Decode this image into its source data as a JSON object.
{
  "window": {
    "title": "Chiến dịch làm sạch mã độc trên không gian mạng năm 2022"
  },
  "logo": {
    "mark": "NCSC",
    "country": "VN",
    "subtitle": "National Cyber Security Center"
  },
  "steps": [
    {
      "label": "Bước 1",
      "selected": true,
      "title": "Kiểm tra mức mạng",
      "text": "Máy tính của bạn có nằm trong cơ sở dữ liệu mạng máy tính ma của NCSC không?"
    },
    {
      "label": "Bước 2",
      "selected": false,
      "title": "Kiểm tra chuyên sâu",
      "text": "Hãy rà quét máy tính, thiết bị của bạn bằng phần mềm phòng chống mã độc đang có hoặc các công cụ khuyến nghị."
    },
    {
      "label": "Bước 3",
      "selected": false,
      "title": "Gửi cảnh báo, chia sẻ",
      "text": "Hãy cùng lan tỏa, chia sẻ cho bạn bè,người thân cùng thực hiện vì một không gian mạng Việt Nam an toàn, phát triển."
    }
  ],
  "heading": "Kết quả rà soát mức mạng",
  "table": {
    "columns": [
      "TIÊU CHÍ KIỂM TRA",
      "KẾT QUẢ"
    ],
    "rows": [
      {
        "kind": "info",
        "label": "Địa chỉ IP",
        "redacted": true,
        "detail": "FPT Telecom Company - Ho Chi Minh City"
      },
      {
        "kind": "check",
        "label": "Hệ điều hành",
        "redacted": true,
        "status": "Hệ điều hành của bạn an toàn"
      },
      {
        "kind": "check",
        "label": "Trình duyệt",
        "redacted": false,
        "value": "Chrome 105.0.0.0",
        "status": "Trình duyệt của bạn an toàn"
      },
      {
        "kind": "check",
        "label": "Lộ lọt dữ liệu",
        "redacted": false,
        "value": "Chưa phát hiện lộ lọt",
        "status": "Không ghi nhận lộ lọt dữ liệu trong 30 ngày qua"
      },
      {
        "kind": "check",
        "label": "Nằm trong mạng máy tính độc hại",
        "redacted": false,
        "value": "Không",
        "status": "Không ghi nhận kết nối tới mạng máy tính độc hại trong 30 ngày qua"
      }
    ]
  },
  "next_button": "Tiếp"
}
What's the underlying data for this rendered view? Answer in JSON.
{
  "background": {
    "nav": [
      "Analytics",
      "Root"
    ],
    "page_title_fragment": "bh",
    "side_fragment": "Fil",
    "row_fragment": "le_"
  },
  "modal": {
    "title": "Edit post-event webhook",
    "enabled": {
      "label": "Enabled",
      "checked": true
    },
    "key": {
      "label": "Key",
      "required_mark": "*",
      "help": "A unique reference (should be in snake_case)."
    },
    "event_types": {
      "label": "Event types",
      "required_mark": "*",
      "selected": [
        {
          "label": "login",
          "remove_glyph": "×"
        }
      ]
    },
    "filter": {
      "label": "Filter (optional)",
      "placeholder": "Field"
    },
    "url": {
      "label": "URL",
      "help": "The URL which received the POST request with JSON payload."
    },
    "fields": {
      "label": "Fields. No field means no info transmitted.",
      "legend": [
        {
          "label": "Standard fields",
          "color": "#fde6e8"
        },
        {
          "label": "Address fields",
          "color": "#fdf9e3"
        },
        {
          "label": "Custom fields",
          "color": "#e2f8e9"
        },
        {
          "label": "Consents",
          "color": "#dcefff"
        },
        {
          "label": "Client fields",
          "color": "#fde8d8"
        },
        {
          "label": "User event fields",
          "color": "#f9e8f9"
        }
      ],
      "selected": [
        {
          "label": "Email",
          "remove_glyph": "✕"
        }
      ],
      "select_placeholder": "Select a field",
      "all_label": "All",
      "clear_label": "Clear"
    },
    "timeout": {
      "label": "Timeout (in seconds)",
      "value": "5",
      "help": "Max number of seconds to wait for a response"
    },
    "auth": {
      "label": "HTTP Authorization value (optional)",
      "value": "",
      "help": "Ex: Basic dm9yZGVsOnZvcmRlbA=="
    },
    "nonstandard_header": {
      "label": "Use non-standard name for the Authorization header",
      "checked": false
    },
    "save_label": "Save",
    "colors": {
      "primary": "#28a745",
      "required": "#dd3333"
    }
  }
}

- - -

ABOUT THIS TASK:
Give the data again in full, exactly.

ANSWER SECTION:
Decode this image into its source data as a JSON object.
{
  "window": {
    "title": "Chiến dịch làm sạch mã độc trên không gian mạng năm 2022"
  },
  "logo": {
    "mark": "NCSC",
    "country": "VN",
    "subtitle": "National Cyber Security Center"
  },
  "steps": [
    {
      "label": "Bước 1",
      "selected": true,
      "title": "Kiểm tra mức mạng",
      "text": "Máy tính của bạn có nằm trong cơ sở dữ liệu mạng máy tính ma của NCSC không?"
    },
    {
      "label": "Bước 2",
      "selected": false,
      "title": "Kiểm tra chuyên sâu",
      "text": "Hãy rà quét máy tính, thiết bị của bạn bằng phần mềm phòng chống mã độc đang có hoặc các công cụ khuyến nghị."
    },
    {
      "label": "Bước 3",
      "selected": false,
      "title": "Gửi cảnh báo, chia sẻ",
      "text": "Hãy cùng lan tỏa, chia sẻ cho bạn bè,người thân cùng thực hiện vì một không gian mạng Việt Nam an toàn, phát triển."
    }
  ],
  "heading": "Kết quả rà soát mức mạng",
  "table": {
    "columns": [
      "TIÊU CHÍ KIỂM TRA",
      "KẾT QUẢ"
    ],
    "rows": [
      {
        "kind": "info",
        "label": "Địa chỉ IP",
        "redacted": true,
        "detail": "FPT Telecom Company - Ho Chi Minh City"
      },
      {
        "kind": "check",
        "label": "Hệ điều hành",
        "redacted": true,
        "status": "Hệ điều hành của bạn an toàn"
      },
      {
        "kind": "check",
        "label": "Trình duyệt",
        "redacted": false,
        "value": "Chrome 105.0.0.0",
        "status": "Trình duyệt của bạn an toàn"
      },
      {
        "kind": "check",
        "label": "Lộ lọt dữ liệu",
        "redacted": false,
        "value": "Chưa phát hiện lộ lọt",
        "status": "Không ghi nhận lộ lọt dữ liệu trong 30 ngày qua"
      },
      {
        "kind": "check",
        "label": "Nằm trong mạng máy tính độc hại",
        "redacted": false,
        "value": "Không",
        "status": "Không ghi nhận kết nối tới mạng máy tính độc hại trong 30 ngày qua"
      }
    ]
  },
  "next_button": "Tiếp"
}
What's the underlying data for this rendered view? Answer in JSON.
{
  "background": {
    "nav": [
      "Analytics",
      "Root"
    ],
    "page_title_fragment": "bh",
    "side_fragment": "Fil",
    "row_fragment": "le_"
  },
  "modal": {
    "title": "Edit post-event webhook",
    "enabled": {
      "label": "Enabled",
      "checked": true
    },
    "key": {
      "label": "Key",
      "required_mark": "*",
      "help": "A unique reference (should be in snake_case)."
    },
    "event_types": {
      "label": "Event types",
      "required_mark": "*",
      "selected": [
        {
          "label": "login",
          "remove_glyph": "×"
        }
      ]
    },
    "filter": {
      "label": "Filter (optional)",
      "placeholder": "Field"
    },
    "url": {
      "label": "URL",
      "help": "The URL which received the POST request with JSON payload."
    },
    "fields": {
      "label": "Fields. No field means no info transmitted.",
      "legend": [
        {
          "label": "Standard fields",
          "color": "#fde6e8"
        },
        {
          "label": "Address fields",
          "color": "#fdf9e3"
        },
        {
          "label": "Custom fields",
          "color": "#e2f8e9"
        },
        {
          "label": "Consents",
          "color": "#dcefff"
        },
        {
          "label": "Client fields",
          "color": "#fde8d8"
        },
        {
          "label": "User event fields",
          "color": "#f9e8f9"
        }
      ],
      "selected": [
        {
          "label": "Email",
          "remove_glyph": "✕"
        }
      ],
      "select_placeholder": "Select a field",
      "all_label": "All",
      "clear_label": "Clear"
    },
    "timeout": {
      "label": "Timeout (in seconds)",
      "value": "5",
      "help": "Max number of seconds to wait for a response"
    },
    "auth": {
      "label": "HTTP Authorization value (optional)",
      "value": "",
      "help": "Ex: Basic dm9yZGVsOnZvcmRlbA=="
    },
    "nonstandard_header": {
      "label": "Use non-standard name for the Authorization header",
      "checked": false
    },
    "save_label": "Save",
    "colors": {
      "primary": "#28a745",
      "required": "#dd3333"
    }
  }
}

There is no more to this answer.